Understanding GH versus KH
One of the questions asked every day in a fish store is to explain the
difference between GH (general hardness) and KH (carbonate hardness). Many
customers also fail to realize the distinction between hardness and high Ph
GH and KH are can be measured in
"degrees" or "parts per million (ppm)". Most test kits
available through retail outlets read in "degrees". One degree KH (dKH)
or GH (dGH) is equivalent to 17.8 ppm of Calcium Carbonate.
General hardness is usually what is being thought of when water is termed 'hard'
or 'soft'. If something prefers hard or soft water, it is GH which is important. GH does NOT
affect the pH but is the type of hardness that biologically affects organisms.
Calcium ions (Ca++) contribute
to (or are the main component of) general hardness, abbreviated GH.
KH measures carbonate and
bicarbonate ions and is the predominant component of alkalinity. KH is a
prime determinant of the pH in your water. High KH results in high pH. The carbonate buffering system
is the "natural" buffer for water.
How does this affect us as fish keepers? Well, in our area (and many others) the water supply
spends much time in contact with limestone.
These regions are said to have "hard water". Limestone is mostly calcium carbonate (CaCO3), which slowly dissolves
in water and dissociates into Ca++ and CO3--. This is the source of not only
those annoying hard water stains on sinks and faucets, but much aquarium trouble
In general, serious aquarists wishing to avoid hard water problems are advised
to turn to their water source for the solution. Simply put, if you are adding
large quantities of calcium carbonate into your water every time you perform a
water change and then wishing your hardness was lower, you have only yourself to
blame! Using 'pure' water sources, such as R/O (reverse osmosis) or DI
(de-ionized) water will completely eliminate the problem. Add proper minerals

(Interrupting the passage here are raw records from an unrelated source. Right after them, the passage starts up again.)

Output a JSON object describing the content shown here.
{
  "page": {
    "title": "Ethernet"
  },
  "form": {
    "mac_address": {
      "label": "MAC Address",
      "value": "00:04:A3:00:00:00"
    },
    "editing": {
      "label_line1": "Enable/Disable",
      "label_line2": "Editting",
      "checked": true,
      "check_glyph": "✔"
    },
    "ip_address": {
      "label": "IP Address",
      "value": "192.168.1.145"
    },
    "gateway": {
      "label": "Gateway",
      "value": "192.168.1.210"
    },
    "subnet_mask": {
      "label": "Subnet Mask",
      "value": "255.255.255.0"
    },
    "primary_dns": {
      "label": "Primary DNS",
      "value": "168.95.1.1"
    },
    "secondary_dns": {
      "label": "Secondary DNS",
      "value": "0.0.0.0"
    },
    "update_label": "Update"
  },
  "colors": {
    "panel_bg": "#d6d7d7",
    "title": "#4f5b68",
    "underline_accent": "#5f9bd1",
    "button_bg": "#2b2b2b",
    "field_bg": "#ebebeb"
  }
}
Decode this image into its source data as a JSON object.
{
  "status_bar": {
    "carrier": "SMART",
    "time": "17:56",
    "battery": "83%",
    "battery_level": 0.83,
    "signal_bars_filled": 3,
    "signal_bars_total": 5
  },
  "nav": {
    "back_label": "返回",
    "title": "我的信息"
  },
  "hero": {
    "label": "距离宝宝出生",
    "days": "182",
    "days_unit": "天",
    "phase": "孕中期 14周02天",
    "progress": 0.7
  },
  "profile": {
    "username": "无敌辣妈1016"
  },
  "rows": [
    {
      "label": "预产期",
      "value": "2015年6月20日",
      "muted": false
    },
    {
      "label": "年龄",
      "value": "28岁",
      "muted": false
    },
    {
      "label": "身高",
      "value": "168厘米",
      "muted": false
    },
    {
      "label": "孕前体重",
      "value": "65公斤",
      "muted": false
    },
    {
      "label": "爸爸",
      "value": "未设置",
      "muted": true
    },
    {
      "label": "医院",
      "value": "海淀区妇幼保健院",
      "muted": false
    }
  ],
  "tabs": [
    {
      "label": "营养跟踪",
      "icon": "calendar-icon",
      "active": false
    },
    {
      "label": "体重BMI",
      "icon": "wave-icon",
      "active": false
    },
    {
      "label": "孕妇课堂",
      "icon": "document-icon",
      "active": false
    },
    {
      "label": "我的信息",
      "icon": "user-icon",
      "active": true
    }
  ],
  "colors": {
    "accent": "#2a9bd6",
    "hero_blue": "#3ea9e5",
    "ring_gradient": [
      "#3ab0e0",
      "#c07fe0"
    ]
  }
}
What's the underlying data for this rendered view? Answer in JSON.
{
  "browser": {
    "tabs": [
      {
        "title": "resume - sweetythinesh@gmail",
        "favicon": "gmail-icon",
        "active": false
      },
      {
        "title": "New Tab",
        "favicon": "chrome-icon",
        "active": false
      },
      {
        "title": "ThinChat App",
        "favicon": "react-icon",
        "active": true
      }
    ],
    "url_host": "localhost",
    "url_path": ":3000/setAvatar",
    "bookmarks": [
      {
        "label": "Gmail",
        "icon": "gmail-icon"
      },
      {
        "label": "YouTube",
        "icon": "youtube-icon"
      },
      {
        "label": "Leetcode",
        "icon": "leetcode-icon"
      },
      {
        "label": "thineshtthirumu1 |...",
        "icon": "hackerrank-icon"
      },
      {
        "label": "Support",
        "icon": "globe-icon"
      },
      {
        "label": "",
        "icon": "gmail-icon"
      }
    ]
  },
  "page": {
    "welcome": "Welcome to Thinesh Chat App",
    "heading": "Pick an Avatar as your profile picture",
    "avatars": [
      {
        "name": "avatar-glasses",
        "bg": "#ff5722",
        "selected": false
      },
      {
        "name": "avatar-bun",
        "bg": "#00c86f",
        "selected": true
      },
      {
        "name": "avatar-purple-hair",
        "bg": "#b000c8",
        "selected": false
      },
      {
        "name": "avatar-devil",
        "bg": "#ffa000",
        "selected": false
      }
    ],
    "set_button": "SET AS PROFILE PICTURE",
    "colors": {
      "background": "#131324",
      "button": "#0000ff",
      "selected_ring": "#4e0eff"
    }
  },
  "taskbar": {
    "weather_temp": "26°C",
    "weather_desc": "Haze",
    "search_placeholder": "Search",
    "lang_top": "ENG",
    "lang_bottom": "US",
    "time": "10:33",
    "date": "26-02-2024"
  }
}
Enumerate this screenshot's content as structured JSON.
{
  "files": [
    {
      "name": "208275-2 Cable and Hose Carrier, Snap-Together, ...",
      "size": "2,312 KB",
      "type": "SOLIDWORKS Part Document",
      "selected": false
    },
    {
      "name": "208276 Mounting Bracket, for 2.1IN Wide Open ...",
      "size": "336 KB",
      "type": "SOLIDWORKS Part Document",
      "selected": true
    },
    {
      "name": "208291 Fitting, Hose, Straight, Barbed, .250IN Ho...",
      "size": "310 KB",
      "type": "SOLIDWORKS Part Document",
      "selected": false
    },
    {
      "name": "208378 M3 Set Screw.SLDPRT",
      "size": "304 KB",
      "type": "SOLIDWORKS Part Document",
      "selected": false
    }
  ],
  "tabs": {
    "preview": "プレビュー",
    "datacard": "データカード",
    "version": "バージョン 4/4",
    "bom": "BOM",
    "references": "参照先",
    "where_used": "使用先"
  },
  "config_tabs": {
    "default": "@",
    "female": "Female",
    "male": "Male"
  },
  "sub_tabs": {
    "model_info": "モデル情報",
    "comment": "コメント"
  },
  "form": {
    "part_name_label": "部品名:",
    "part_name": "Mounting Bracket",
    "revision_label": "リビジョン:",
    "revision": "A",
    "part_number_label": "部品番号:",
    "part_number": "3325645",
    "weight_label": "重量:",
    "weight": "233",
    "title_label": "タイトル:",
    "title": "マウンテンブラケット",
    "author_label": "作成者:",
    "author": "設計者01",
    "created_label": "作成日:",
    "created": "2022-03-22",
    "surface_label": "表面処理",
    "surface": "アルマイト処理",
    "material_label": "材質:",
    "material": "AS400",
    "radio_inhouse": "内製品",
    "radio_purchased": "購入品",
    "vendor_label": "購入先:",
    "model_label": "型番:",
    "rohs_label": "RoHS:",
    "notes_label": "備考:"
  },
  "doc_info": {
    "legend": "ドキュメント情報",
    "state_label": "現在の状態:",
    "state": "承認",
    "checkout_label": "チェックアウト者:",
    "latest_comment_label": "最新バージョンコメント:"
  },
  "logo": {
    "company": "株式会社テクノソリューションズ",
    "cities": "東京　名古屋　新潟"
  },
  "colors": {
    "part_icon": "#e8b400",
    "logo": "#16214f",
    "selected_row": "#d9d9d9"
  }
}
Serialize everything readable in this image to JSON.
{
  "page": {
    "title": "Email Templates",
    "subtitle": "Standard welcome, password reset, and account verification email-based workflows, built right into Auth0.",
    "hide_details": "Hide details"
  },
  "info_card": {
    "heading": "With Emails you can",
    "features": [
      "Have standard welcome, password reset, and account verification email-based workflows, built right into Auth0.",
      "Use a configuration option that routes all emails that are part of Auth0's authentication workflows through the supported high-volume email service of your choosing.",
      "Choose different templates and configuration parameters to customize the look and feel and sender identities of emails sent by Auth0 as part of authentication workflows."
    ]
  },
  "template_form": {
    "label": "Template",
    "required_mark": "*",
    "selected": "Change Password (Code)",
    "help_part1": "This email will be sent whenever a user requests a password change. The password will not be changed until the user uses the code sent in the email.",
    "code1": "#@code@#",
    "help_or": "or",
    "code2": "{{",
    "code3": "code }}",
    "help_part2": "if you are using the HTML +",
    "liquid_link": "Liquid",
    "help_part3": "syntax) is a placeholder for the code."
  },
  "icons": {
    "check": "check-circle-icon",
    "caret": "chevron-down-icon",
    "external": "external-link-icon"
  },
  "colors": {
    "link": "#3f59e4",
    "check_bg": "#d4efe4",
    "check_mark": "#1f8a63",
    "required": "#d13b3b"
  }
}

and trace elements for the types of fish being kept to this source water and
your water will be perfect each time you add it!